By Dave Carter, executive director of the National Bison Association.
The sea of 60 thousand high school students in blue jackets roaming the convention center in Indianapolis in late October offered a glimpse into the future of U.S. food production.
Each year the annual convention of the FFA (formerly known as the Future Farmers of America) brings together thousands of farm kids and other students with a passion for agriculture. Through the decades, the usual players in conventional agriculture have largely underwritten FFA activities.
There is a visible transformation in the look and feel of FFA these days. Somewhere between the Monsanto Whack-a-Mole pavilion and the John Deere exhibit in this year’s convention hall, I joined a small group of local buffalo ranchers to host the National Bison Association booth, where we were swamped for three days with young people eager for information about a future in the bison business.
That’s good news for us. The growth in demand for bison meat means that we need a new generation of ranchers who share our passion for raising and marketing buffalo.
But it is more than just the bison business.

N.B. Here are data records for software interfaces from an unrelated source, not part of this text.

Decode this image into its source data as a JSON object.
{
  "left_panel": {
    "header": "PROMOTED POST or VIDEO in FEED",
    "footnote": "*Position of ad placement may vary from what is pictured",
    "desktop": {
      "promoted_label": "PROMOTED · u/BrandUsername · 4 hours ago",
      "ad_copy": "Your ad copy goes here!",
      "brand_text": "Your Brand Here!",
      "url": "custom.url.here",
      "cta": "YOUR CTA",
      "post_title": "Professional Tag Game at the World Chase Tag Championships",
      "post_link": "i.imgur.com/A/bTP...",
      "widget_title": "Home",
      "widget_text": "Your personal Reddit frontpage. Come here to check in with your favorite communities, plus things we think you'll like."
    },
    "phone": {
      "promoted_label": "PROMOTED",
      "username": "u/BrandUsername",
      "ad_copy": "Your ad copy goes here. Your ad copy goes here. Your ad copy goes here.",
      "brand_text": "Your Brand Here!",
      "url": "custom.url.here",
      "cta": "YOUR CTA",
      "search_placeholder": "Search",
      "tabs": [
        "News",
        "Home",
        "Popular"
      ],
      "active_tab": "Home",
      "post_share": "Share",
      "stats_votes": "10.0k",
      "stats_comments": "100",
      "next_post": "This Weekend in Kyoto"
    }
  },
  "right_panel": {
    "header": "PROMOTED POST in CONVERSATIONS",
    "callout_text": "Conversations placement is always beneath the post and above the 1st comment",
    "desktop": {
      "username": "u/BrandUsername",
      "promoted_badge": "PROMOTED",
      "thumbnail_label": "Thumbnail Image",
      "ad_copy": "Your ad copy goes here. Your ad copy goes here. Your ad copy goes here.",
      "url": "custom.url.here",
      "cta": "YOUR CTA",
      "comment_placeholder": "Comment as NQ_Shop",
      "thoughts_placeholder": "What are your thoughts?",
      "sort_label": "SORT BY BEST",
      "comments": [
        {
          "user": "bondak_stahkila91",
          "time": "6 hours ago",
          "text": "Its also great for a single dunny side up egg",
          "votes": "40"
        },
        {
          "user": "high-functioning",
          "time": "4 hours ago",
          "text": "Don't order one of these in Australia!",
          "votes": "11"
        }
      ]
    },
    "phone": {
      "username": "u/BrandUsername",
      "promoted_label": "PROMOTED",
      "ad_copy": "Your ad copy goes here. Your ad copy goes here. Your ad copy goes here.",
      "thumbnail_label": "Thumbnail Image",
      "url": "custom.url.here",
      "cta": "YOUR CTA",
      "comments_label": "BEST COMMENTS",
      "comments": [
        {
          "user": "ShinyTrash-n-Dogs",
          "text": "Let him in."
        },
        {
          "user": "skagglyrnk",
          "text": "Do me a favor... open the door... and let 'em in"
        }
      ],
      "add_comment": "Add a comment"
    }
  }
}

Growing numbers of these future farmers are looking for an alternative to the treadmill of conventional commodity production. They want to be a part of agriculture that connects with customers, and that rewards quality and conservation.

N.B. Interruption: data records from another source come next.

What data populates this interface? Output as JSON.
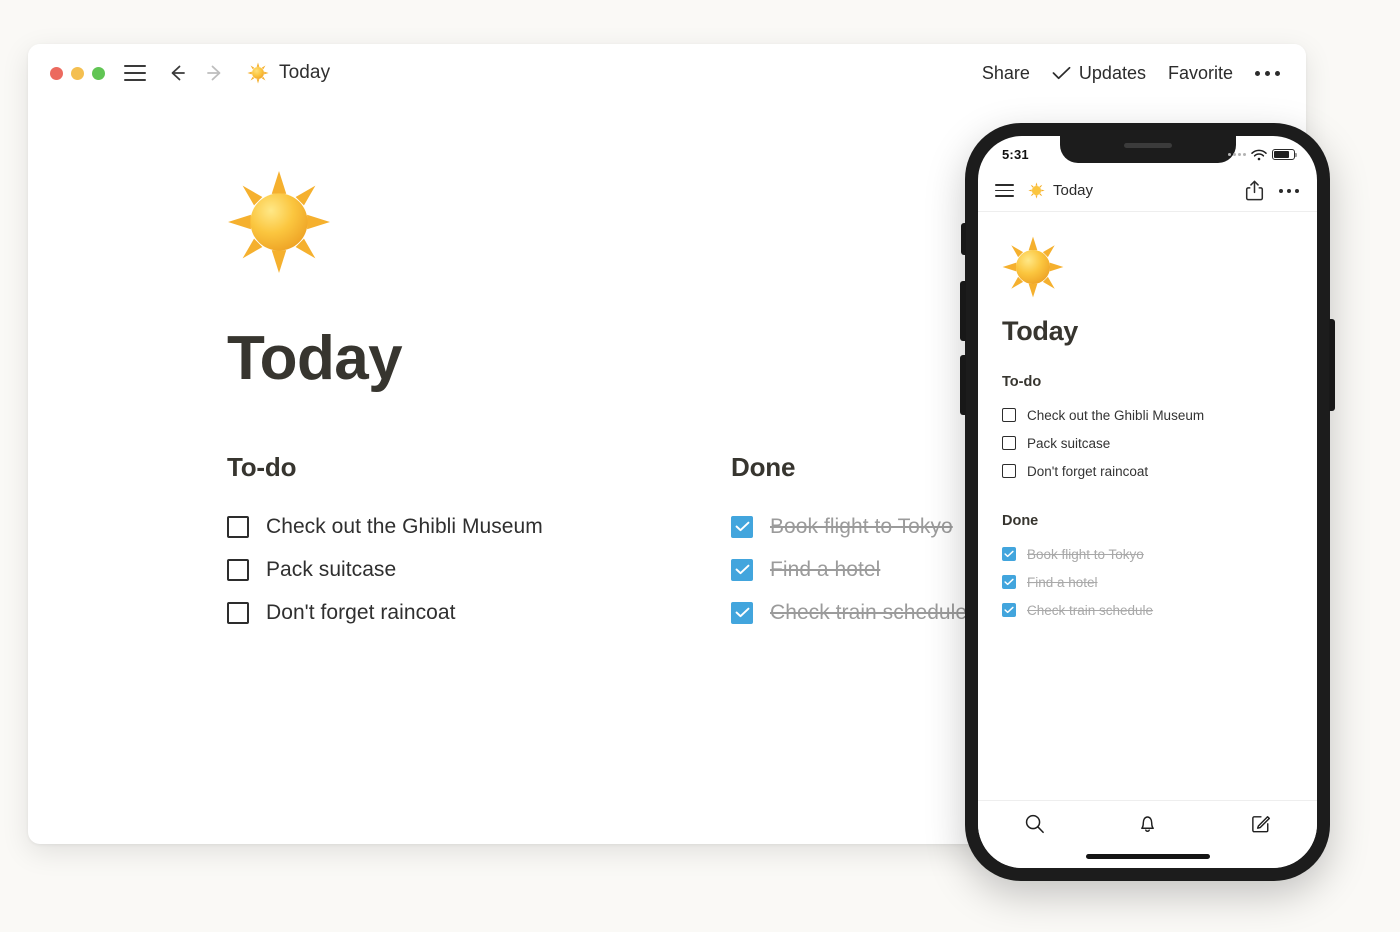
{
  "desktop": {
    "titlebar": {
      "traffic_lights": [
        "close",
        "minimize",
        "maximize"
      ],
      "menu_icon": "hamburger-icon",
      "back_icon": "arrow-left-icon",
      "forward_icon": "arrow-right-icon",
      "doc_emoji": "sun-emoji",
      "doc_title": "Today",
      "share_label": "Share",
      "updates_label": "Updates",
      "updates_check_icon": "check-icon",
      "favorite_label": "Favorite",
      "more_icon": "ellipsis-icon"
    },
    "page": {
      "emoji": "sun-emoji",
      "title": "Today",
      "sections": [
        {
          "heading": "To-do",
          "tasks": [
            {
              "label": "Check out the Ghibli Museum",
              "checked": false
            },
            {
              "label": "Pack suitcase",
              "checked": false
            },
            {
              "label": "Don't forget raincoat",
              "checked": false
            }
          ]
        },
        {
          "heading": "Done",
          "tasks": [
            {
              "label": "Book flight to Tokyo",
              "checked": true
            },
            {
              "label": "Find a hotel",
              "checked": true
            },
            {
              "label": "Check train schedule",
              "checked": true
            }
          ]
        }
      ]
    }
  },
  "phone": {
    "status_bar": {
      "time": "5:31",
      "signal_icon": "cellular-signal-icon",
      "wifi_icon": "wifi-icon",
      "battery_icon": "battery-icon"
    },
    "appbar": {
      "menu_icon": "hamburger-icon",
      "doc_emoji": "sun-emoji",
      "doc_title": "Today",
      "share_icon": "share-icon",
      "more_icon": "ellipsis-icon"
    },
    "page": {
      "emoji": "sun-emoji",
      "title": "Today",
      "sections": [
        {
          "heading": "To-do",
          "tasks": [
            {
              "label": "Check out the Ghibli Museum",
              "checked": false
            },
            {
              "label": "Pack suitcase",
              "checked": false
            },
            {
              "label": "Don't forget raincoat",
              "checked": false
            }
          ]
        },
        {
          "heading": "Done",
          "tasks": [
            {
              "label": "Book flight to Tokyo",
              "checked": true
            },
            {
              "label": "Find a hotel",
              "checked": true
            },
            {
              "label": "Check train schedule",
              "checked": true
            }
          ]
        }
      ]
    },
    "tabbar": [
      {
        "icon": "search-icon"
      },
      {
        "icon": "bell-icon"
      },
      {
        "icon": "compose-icon"
      }
    ]
  },
  "colors": {
    "background": "#faf9f6",
    "surface": "#ffffff",
    "text": "#37352f",
    "muted_text": "#9b9b9b",
    "checkbox_checked": "#42a5dd",
    "traffic_red": "#ec6a5f",
    "traffic_yellow": "#f4bf50",
    "traffic_green": "#61c554",
    "phone_frame": "#1c1c1c"
  }
}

Horizon Dairy, Organic Valley and the Rodale Institute all had a significant presence at this year’s FFA. Convention workshops now contain sessions on future opportunities in organic agriculture.
That’s good news for all of us. We in the natural food business too often fixate on short term supply/demand issues. Long-term growth in our sector requires young farmers with a commitment to producing natural and organic products. Investments in organizations like FFA and 4-H are really investments in the future of our business.

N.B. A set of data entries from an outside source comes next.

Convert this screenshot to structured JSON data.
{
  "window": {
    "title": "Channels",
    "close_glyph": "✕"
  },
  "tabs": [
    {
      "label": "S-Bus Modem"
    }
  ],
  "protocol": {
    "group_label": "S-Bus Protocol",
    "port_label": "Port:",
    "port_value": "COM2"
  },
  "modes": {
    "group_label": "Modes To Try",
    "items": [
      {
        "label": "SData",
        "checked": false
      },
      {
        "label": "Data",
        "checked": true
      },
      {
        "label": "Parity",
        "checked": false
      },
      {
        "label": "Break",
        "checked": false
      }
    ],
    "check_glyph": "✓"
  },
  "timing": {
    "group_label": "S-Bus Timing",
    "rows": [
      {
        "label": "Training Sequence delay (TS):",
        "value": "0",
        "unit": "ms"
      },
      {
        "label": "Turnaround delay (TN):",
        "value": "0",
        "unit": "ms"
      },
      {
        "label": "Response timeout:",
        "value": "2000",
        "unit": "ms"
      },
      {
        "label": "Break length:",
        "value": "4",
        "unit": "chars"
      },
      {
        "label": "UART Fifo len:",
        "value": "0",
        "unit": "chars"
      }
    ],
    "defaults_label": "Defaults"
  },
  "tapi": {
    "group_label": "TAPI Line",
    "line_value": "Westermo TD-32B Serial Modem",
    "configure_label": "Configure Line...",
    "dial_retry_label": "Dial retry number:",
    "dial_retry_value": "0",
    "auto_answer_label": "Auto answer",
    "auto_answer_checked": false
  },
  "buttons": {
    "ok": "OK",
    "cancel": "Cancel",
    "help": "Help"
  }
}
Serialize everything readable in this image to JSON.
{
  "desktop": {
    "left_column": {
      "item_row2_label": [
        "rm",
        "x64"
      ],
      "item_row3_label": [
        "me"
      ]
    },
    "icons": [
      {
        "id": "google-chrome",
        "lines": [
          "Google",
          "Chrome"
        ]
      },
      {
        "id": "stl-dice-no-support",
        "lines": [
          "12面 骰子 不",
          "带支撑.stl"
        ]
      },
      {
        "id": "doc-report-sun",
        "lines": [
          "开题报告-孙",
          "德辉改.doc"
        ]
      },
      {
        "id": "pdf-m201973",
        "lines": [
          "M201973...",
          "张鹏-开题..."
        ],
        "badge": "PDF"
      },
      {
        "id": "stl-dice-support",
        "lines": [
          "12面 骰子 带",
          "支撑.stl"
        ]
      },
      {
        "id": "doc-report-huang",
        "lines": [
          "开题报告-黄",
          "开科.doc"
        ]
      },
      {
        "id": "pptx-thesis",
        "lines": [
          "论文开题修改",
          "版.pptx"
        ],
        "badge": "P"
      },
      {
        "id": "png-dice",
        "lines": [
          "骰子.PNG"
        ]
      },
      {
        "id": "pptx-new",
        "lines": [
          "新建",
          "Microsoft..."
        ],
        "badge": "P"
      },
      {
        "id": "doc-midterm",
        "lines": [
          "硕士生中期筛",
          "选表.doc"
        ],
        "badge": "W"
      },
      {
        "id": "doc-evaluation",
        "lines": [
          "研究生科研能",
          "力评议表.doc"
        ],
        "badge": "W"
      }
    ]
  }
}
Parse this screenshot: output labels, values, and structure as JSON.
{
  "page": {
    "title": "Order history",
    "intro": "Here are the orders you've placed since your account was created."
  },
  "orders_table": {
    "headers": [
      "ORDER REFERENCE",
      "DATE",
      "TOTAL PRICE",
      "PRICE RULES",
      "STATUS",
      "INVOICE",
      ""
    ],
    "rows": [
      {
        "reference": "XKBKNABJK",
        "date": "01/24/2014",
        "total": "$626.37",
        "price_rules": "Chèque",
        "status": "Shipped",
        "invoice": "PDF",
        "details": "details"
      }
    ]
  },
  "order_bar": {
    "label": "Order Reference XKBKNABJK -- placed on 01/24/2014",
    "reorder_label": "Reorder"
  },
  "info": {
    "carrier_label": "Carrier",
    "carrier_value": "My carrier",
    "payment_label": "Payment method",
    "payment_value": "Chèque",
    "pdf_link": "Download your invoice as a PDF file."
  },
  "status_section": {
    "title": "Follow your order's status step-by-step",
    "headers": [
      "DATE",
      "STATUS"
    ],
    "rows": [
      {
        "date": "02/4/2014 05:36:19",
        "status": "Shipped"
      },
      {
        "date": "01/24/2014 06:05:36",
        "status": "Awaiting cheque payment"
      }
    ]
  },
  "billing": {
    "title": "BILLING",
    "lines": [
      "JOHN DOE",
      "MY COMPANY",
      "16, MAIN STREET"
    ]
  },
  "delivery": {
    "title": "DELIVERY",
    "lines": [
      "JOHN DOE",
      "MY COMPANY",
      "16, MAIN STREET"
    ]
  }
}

Dave Carter is the executive director of the National Bison Association and principal of Crystal Springs Consulting, Inc. He maintains a small herd of buffalo in Colorado.